-------- Data provided --------

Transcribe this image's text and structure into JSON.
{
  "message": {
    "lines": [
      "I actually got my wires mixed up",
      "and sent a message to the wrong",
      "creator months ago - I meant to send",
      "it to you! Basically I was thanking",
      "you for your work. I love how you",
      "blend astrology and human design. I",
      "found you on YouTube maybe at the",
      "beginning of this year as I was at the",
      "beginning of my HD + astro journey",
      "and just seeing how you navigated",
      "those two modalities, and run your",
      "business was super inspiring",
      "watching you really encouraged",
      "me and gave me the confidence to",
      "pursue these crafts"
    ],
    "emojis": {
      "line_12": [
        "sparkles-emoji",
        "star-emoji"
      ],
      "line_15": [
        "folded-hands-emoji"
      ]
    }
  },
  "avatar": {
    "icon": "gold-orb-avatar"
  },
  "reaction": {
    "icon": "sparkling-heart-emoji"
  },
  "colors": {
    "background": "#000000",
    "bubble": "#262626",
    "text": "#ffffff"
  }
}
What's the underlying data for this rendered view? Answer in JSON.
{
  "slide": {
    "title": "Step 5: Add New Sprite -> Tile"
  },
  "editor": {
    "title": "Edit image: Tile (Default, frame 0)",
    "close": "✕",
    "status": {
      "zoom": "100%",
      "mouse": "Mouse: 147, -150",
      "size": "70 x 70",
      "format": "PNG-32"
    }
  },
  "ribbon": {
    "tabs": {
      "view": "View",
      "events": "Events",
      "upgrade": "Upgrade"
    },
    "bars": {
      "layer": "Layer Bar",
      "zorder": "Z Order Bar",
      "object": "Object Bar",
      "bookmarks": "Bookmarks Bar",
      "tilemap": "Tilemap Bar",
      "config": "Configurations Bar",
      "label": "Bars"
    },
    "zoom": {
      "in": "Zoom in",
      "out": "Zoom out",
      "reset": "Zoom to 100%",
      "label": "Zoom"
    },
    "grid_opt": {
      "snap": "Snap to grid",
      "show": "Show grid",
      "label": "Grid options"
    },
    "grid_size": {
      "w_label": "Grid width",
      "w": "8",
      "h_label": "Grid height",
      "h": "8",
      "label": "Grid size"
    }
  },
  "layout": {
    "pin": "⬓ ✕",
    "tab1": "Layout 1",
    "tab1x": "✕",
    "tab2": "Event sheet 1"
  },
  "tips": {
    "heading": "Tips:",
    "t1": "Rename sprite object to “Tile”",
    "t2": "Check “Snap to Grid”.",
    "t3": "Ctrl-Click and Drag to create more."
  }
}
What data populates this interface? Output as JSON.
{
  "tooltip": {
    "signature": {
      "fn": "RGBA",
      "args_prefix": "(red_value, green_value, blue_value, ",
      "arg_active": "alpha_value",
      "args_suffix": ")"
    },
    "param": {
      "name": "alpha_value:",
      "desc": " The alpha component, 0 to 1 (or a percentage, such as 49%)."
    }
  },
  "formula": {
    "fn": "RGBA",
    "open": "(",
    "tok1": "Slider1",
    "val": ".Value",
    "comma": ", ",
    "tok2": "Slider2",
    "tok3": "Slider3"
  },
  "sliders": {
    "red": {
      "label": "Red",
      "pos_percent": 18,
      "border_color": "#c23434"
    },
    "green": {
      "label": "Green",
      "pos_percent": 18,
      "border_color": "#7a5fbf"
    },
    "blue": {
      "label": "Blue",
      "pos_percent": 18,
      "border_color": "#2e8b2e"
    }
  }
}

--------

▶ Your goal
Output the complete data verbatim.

▶ Your response
Transcribe this image's text and structure into JSON.
{
  "message": {
    "lines": [
      "I actually got my wires mixed up",
      "and sent a message to the wrong",
      "creator months ago - I meant to send",
      "it to you! Basically I was thanking",
      "you for your work. I love how you",
      "blend astrology and human design. I",
      "found you on YouTube maybe at the",
      "beginning of this year as I was at the",
      "beginning of my HD + astro journey",
      "and just seeing how you navigated",
      "those two modalities, and run your",
      "business was super inspiring",
      "watching you really encouraged",
      "me and gave me the confidence to",
      "pursue these crafts"
    ],
    "emojis": {
      "line_12": [
        "sparkles-emoji",
        "star-emoji"
      ],
      "line_15": [
        "folded-hands-emoji"
      ]
    }
  },
  "avatar": {
    "icon": "gold-orb-avatar"
  },
  "reaction": {
    "icon": "sparkling-heart-emoji"
  },
  "colors": {
    "background": "#000000",
    "bubble": "#262626",
    "text": "#ffffff"
  }
}
What's the underlying data for this rendered view? Answer in JSON.
{
  "slide": {
    "title": "Step 5: Add New Sprite -> Tile"
  },
  "editor": {
    "title": "Edit image: Tile (Default, frame 0)",
    "close": "✕",
    "status": {
      "zoom": "100%",
      "mouse": "Mouse: 147, -150",
      "size": "70 x 70",
      "format": "PNG-32"
    }
  },
  "ribbon": {
    "tabs": {
      "view": "View",
      "events": "Events",
      "upgrade": "Upgrade"
    },
    "bars": {
      "layer": "Layer Bar",
      "zorder": "Z Order Bar",
      "object": "Object Bar",
      "bookmarks": "Bookmarks Bar",
      "tilemap": "Tilemap Bar",
      "config": "Configurations Bar",
      "label": "Bars"
    },
    "zoom": {
      "in": "Zoom in",
      "out": "Zoom out",
      "reset": "Zoom to 100%",
      "label": "Zoom"
    },
    "grid_opt": {
      "snap": "Snap to grid",
      "show": "Show grid",
      "label": "Grid options"
    },
    "grid_size": {
      "w_label": "Grid width",
      "w": "8",
      "h_label": "Grid height",
      "h": "8",
      "label": "Grid size"
    }
  },
  "layout": {
    "pin": "⬓ ✕",
    "tab1": "Layout 1",
    "tab1x": "✕",
    "tab2": "Event sheet 1"
  },
  "tips": {
    "heading": "Tips:",
    "t1": "Rename sprite object to “Tile”",
    "t2": "Check “Snap to Grid”.",
    "t3": "Ctrl-Click and Drag to create more."
  }
}
What data populates this interface? Output as JSON.
{
  "tooltip": {
    "signature": {
      "fn": "RGBA",
      "args_prefix": "(red_value, green_value, blue_value, ",
      "arg_active": "alpha_value",
      "args_suffix": ")"
    },
    "param": {
      "name": "alpha_value:",
      "desc": " The alpha component, 0 to 1 (or a percentage, such as 49%)."
    }
  },
  "formula": {
    "fn": "RGBA",
    "open": "(",
    "tok1": "Slider1",
    "val": ".Value",
    "comma": ", ",
    "tok2": "Slider2",
    "tok3": "Slider3"
  },
  "sliders": {
    "red": {
      "label": "Red",
      "pos_percent": 18,
      "border_color": "#c23434"
    },
    "green": {
      "label": "Green",
      "pos_percent": 18,
      "border_color": "#7a5fbf"
    },
    "blue": {
      "label": "Blue",
      "pos_percent": 18,
      "border_color": "#2e8b2e"
    }
  }
}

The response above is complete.